APRIL 24, 1957
LAWTON, Okla.—I am beginning to wonder if Secretary of Agriculture Ezra Taft Benson really believes some of the things he says, for apparently they can be so easily disproved.
Not long ago he told a Republican women's conference in Washington, D.C., that "the truth is that on a nationwide basis, realized net farm income last year....was four percent above 1955."
As a matter of fact, I am told that net farm income after inventory adjustments was $100 million less in 1956 than in 1955.
In 1952 farm income was $15.1 billion, but by 1956 it had dropped to $11.6 billion. This brought the average farm income per capita $8 lower in 1956 than in 1955.
If the consumers were benefiting by the drop in farm prices, there would be at least one group that would be better off. But food prices fell only two percent between 1952 and 1956 while farm income dropped 17 percent.
The food processors seem to have been a little at fault because, while they could buy farm products for 17 percent less than in 1952, they reduced prices to retailers by only six percent. Chain store food retailers paid seven percent less for processed food in 1956 than in 1952, but they gave the consumer the benefit of only a 2½ percent reduction.
But Mr. Benson said in a speech last winter:
"The record production of food and fibre from the farms of America has provided consumers in this country with the highest level diet in history and at reasonable prices....
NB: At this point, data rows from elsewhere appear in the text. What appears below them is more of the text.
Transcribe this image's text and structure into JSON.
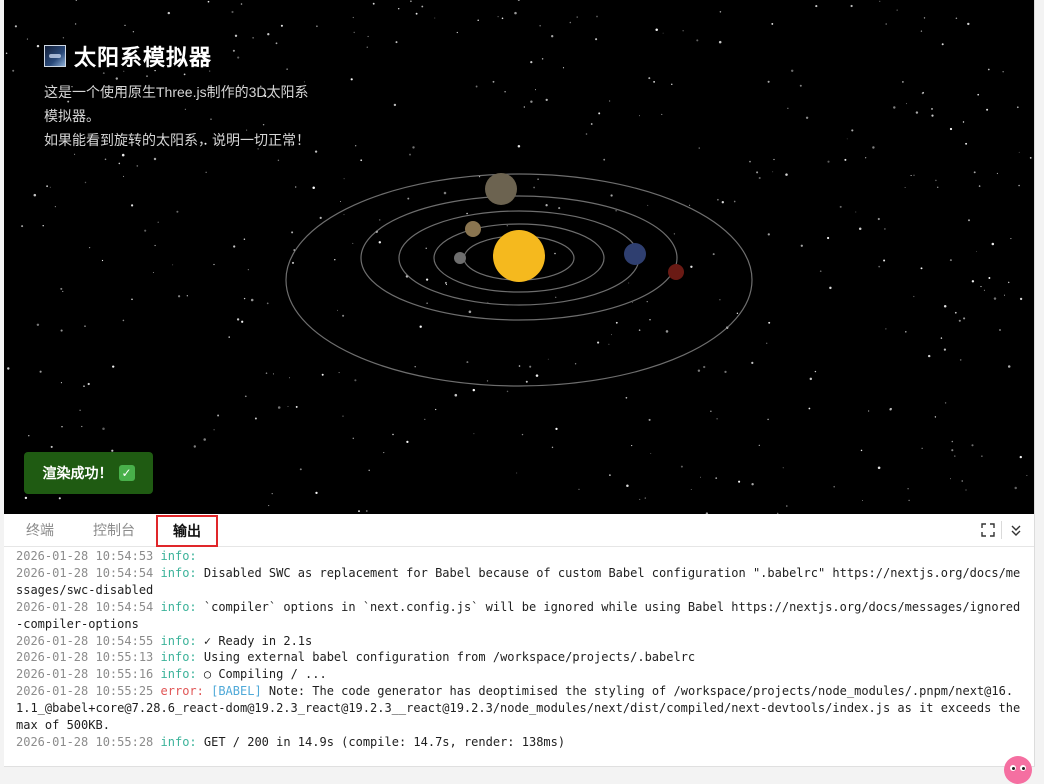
{
  "scene": {
    "title": "太阳系模拟器",
    "title_icon": "image-icon",
    "description": [
      "这是一个使用原生Three.js制作的3D太阳系模拟器。",
      "如果能看到旋转的太阳系，说明一切正常！"
    ],
    "toast": "渲染成功！",
    "toast_icon": "check-mark-icon",
    "colors": {
      "background": "#000000",
      "sun": "#f5b91e",
      "toast": "#1f5b12",
      "orbit": "#9a9a9a"
    }
  },
  "panel": {
    "tabs": [
      {
        "label": "终端",
        "active": false
      },
      {
        "label": "控制台",
        "active": false
      },
      {
        "label": "输出",
        "active": true
      }
    ],
    "actions": {
      "fullscreen_icon": "expand-icon",
      "collapse_icon": "chevrons-down-icon"
    }
  },
  "log": [
    {
      "ts": "2026-01-28 10:54:53",
      "level": "info:",
      "tag": "",
      "msg": ""
    },
    {
      "ts": "2026-01-28 10:54:54",
      "level": "info:",
      "tag": "",
      "msg": "Disabled SWC as replacement for Babel because of custom Babel configuration \".babelrc\" https://nextjs.org/docs/messages/swc-disabled"
    },
    {
      "ts": "2026-01-28 10:54:54",
      "level": "info:",
      "tag": "",
      "msg": "`compiler` options in `next.config.js` will be ignored while using Babel https://nextjs.org/docs/messages/ignored-compiler-options"
    },
    {
      "ts": "2026-01-28 10:54:55",
      "level": "info:",
      "tag": "",
      "msg": "✓ Ready in 2.1s"
    },
    {
      "ts": "2026-01-28 10:55:13",
      "level": "info:",
      "tag": "",
      "msg": "Using external babel configuration from /workspace/projects/.babelrc"
    },
    {
      "ts": "2026-01-28 10:55:16",
      "level": "info:",
      "tag": "",
      "msg": "○ Compiling / ..."
    },
    {
      "ts": "2026-01-28 10:55:25",
      "level": "error:",
      "tag": "[BABEL]",
      "msg": "Note: The code generator has deoptimised the styling of /workspace/projects/node_modules/.pnpm/next@16.1.1_@babel+core@7.28.6_react-dom@19.2.3_react@19.2.3__react@19.2.3/node_modules/next/dist/compiled/next-devtools/index.js as it exceeds the max of 500KB."
    },
    {
      "ts": "2026-01-28 10:55:28",
      "level": "info:",
      "tag": "",
      "msg": "GET / 200 in 14.9s (compile: 14.7s, render: 138ms)"
    }
  ],
  "mascot_icon": "mascot-icon"
}
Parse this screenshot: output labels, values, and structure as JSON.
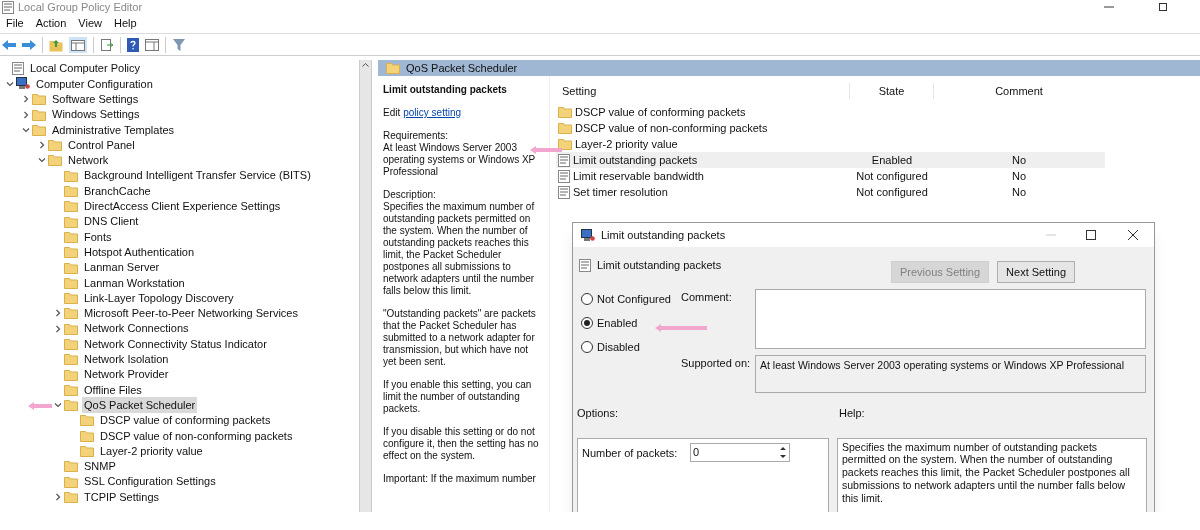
{
  "window": {
    "title": "Local Group Policy Editor"
  },
  "menu": [
    "File",
    "Action",
    "View",
    "Help"
  ],
  "tree": [
    {
      "label": "Local Computer Policy",
      "kind": "policy",
      "selected": false,
      "children": [
        {
          "label": "Computer Configuration",
          "kind": "computer",
          "expanded": true,
          "selected": false,
          "children": [
            {
              "label": "Software Settings",
              "kind": "folder",
              "expanded": false,
              "selected": false
            },
            {
              "label": "Windows Settings",
              "kind": "folder",
              "expanded": false,
              "selected": false
            },
            {
              "label": "Administrative Templates",
              "kind": "folder",
              "expanded": true,
              "selected": false,
              "children": [
                {
                  "label": "Control Panel",
                  "kind": "folder",
                  "expanded": false,
                  "selected": false
                },
                {
                  "label": "Network",
                  "kind": "folder",
                  "expanded": true,
                  "selected": false,
                  "children": [
                    {
                      "label": "Background Intelligent Transfer Service (BITS)",
                      "kind": "folder",
                      "selected": false
                    },
                    {
                      "label": "BranchCache",
                      "kind": "folder",
                      "selected": false
                    },
                    {
                      "label": "DirectAccess Client Experience Settings",
                      "kind": "folder",
                      "selected": false
                    },
                    {
                      "label": "DNS Client",
                      "kind": "folder",
                      "selected": false
                    },
                    {
                      "label": "Fonts",
                      "kind": "folder",
                      "selected": false
                    },
                    {
                      "label": "Hotspot Authentication",
                      "kind": "folder",
                      "selected": false
                    },
                    {
                      "label": "Lanman Server",
                      "kind": "folder",
                      "selected": false
                    },
                    {
                      "label": "Lanman Workstation",
                      "kind": "folder",
                      "selected": false
                    },
                    {
                      "label": "Link-Layer Topology Discovery",
                      "kind": "folder",
                      "selected": false
                    },
                    {
                      "label": "Microsoft Peer-to-Peer Networking Services",
                      "kind": "folder",
                      "expanded": false,
                      "selected": false
                    },
                    {
                      "label": "Network Connections",
                      "kind": "folder",
                      "expanded": false,
                      "selected": false
                    },
                    {
                      "label": "Network Connectivity Status Indicator",
                      "kind": "folder",
                      "selected": false
                    },
                    {
                      "label": "Network Isolation",
                      "kind": "folder",
                      "selected": false
                    },
                    {
                      "label": "Network Provider",
                      "kind": "folder",
                      "selected": false
                    },
                    {
                      "label": "Offline Files",
                      "kind": "folder",
                      "selected": false
                    },
                    {
                      "label": "QoS Packet Scheduler",
                      "kind": "folder",
                      "expanded": true,
                      "selected": true,
                      "children": [
                        {
                          "label": "DSCP value of conforming packets",
                          "kind": "folder",
                          "selected": false
                        },
                        {
                          "label": "DSCP value of non-conforming packets",
                          "kind": "folder",
                          "selected": false
                        },
                        {
                          "label": "Layer-2 priority value",
                          "kind": "folder",
                          "selected": false
                        }
                      ]
                    },
                    {
                      "label": "SNMP",
                      "kind": "folder",
                      "selected": false
                    },
                    {
                      "label": "SSL Configuration Settings",
                      "kind": "folder",
                      "selected": false
                    },
                    {
                      "label": "TCPIP Settings",
                      "kind": "folder",
                      "expanded": false,
                      "selected": false
                    }
                  ]
                }
              ]
            }
          ]
        }
      ]
    }
  ],
  "pane_header": "QoS Packet Scheduler",
  "description": {
    "title": "Limit outstanding packets",
    "edit_prefix": "Edit",
    "edit_link": "policy setting",
    "paragraphs": [
      "Requirements:\nAt least Windows Server 2003 operating systems or Windows XP Professional",
      "Description:\nSpecifies the maximum number of outstanding packets permitted on the system. When the number of outstanding packets reaches this limit, the Packet Scheduler postpones all submissions to network adapters until the number falls below this limit.",
      "\"Outstanding packets\" are packets that the Packet Scheduler has submitted to a network adapter for transmission, but which have not yet been sent.",
      "If you enable this setting, you can limit the number of outstanding packets.",
      "If you disable this setting or do not configure it, then the setting has no effect on the system.",
      "Important: If the maximum number"
    ]
  },
  "settings_table": {
    "columns": [
      "Setting",
      "State",
      "Comment"
    ],
    "rows": [
      {
        "kind": "folder",
        "name": "DSCP value of conforming packets",
        "selected": false
      },
      {
        "kind": "folder",
        "name": "DSCP value of non-conforming packets",
        "selected": false
      },
      {
        "kind": "folder",
        "name": "Layer-2 priority value",
        "selected": false
      },
      {
        "kind": "policy",
        "name": "Limit outstanding packets",
        "state": "Enabled",
        "comment": "No",
        "selected": true
      },
      {
        "kind": "policy",
        "name": "Limit reservable bandwidth",
        "state": "Not configured",
        "comment": "No",
        "selected": false
      },
      {
        "kind": "policy",
        "name": "Set timer resolution",
        "state": "Not configured",
        "comment": "No",
        "selected": false
      }
    ]
  },
  "dialog": {
    "title": "Limit outstanding packets",
    "setting_name": "Limit outstanding packets",
    "buttons": [
      {
        "label": "Previous Setting",
        "disabled": true
      },
      {
        "label": "Next Setting",
        "disabled": false
      }
    ],
    "options": [
      {
        "label": "Not Configured",
        "selected": false
      },
      {
        "label": "Enabled",
        "selected": true
      },
      {
        "label": "Disabled",
        "selected": false
      }
    ],
    "comment_label": "Comment:",
    "supported_label": "Supported on:",
    "supported_text": "At least Windows Server 2003 operating systems or Windows XP Professional",
    "options_label": "Options:",
    "help_label": "Help:",
    "packets_label": "Number of packets:",
    "packets_value": "0",
    "help_text": "Specifies the maximum number of outstanding packets permitted on the system. When the number of outstanding packets reaches this limit, the Packet Scheduler postpones all submissions to network adapters until the number falls below this limit."
  }
}
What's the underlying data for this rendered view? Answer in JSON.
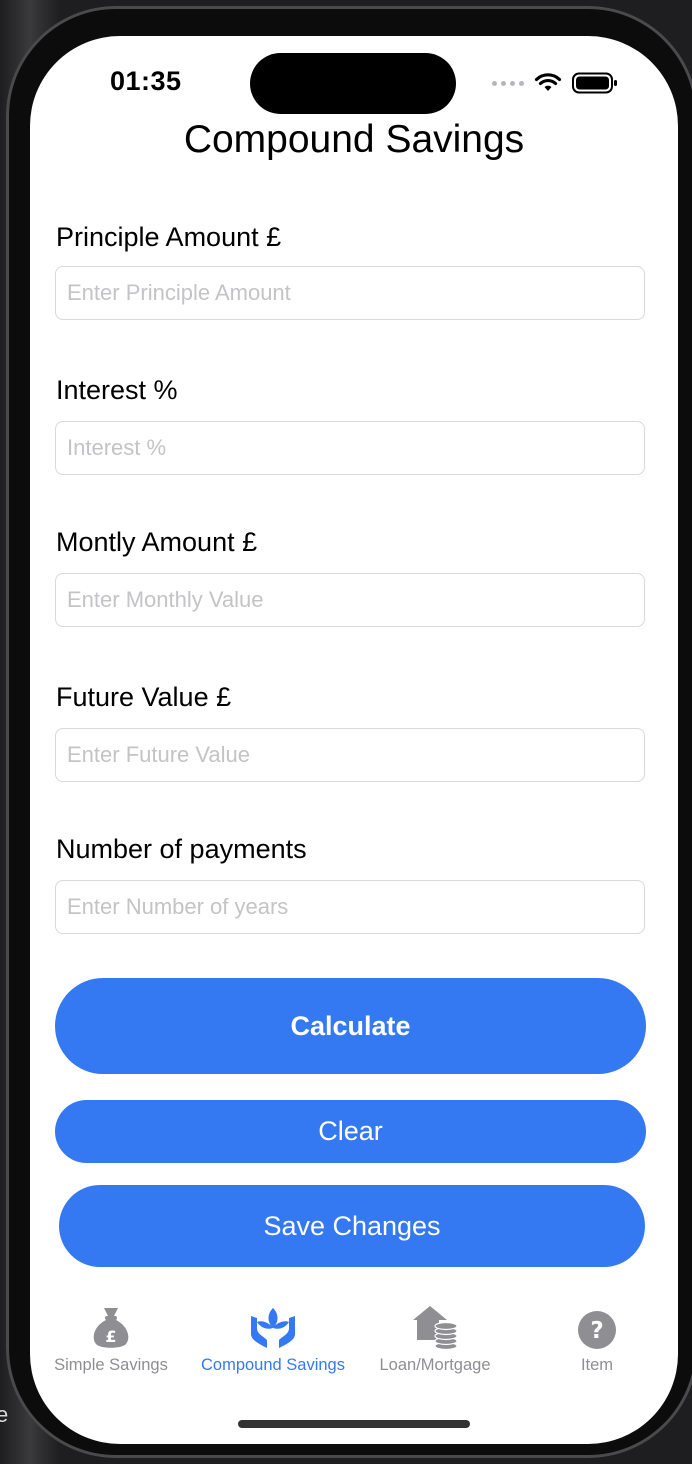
{
  "status": {
    "time": "01:35"
  },
  "screen_title": "Compound Savings",
  "fields": [
    {
      "label": "Principle Amount £",
      "placeholder": "Enter Principle Amount",
      "value": ""
    },
    {
      "label": "Interest %",
      "placeholder": "Interest %",
      "value": ""
    },
    {
      "label": "Montly Amount £",
      "placeholder": "Enter Monthly Value",
      "value": ""
    },
    {
      "label": "Future Value £",
      "placeholder": "Enter Future Value",
      "value": ""
    },
    {
      "label": "Number of payments",
      "placeholder": "Enter Number of years",
      "value": ""
    }
  ],
  "buttons": {
    "calculate": "Calculate",
    "clear": "Clear",
    "save": "Save Changes"
  },
  "tabs": [
    {
      "label": "Simple Savings",
      "icon": "money-bag-pound-icon",
      "active": false
    },
    {
      "label": "Compound Savings",
      "icon": "hands-plant-icon",
      "active": true
    },
    {
      "label": "Loan/Mortgage",
      "icon": "house-coins-icon",
      "active": false
    },
    {
      "label": "Item",
      "icon": "question-circle-icon",
      "active": false
    }
  ],
  "colors": {
    "accent": "#3579f2",
    "inactive_tab": "#8e8e93",
    "placeholder": "#c4c4c7"
  },
  "edge_text": "e"
}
The major benefits of our vastly expanded agricultural productivity has accrued to the nation as a whole rather than to the farmers as a group. Agricultural abundance has held down prices paid by the consumers for food and fibre..."
When I was in Japan, I repeatedly heard how resentful the farmers of that country were because our military bases were occupying so much of their farm land. But I never expected to hear the same complaint in the U.S.A.!
I have a letter, however, from Racine, Wis., in which I am told that our military establishment has just taken 6,000 acres of the most valuable farm land for a jet base in Racine and Kenosha Counties.
My correspondent tells me that this is supposed to be some of the most fertile land in the world, with topsoil rich and deep and from which there are enormous agricultural yields.
The writer is a lawyer himself, but he evidently is disturbed by the reports from farmers in the area because, he says, it seems we should try to use land which is not our best for farming for military purposes.
There are plenty of areas in this country which are nonproductive—more or less desert areas—and yet, he says, just a few years ago the Wisconsin Dells were used in the same way.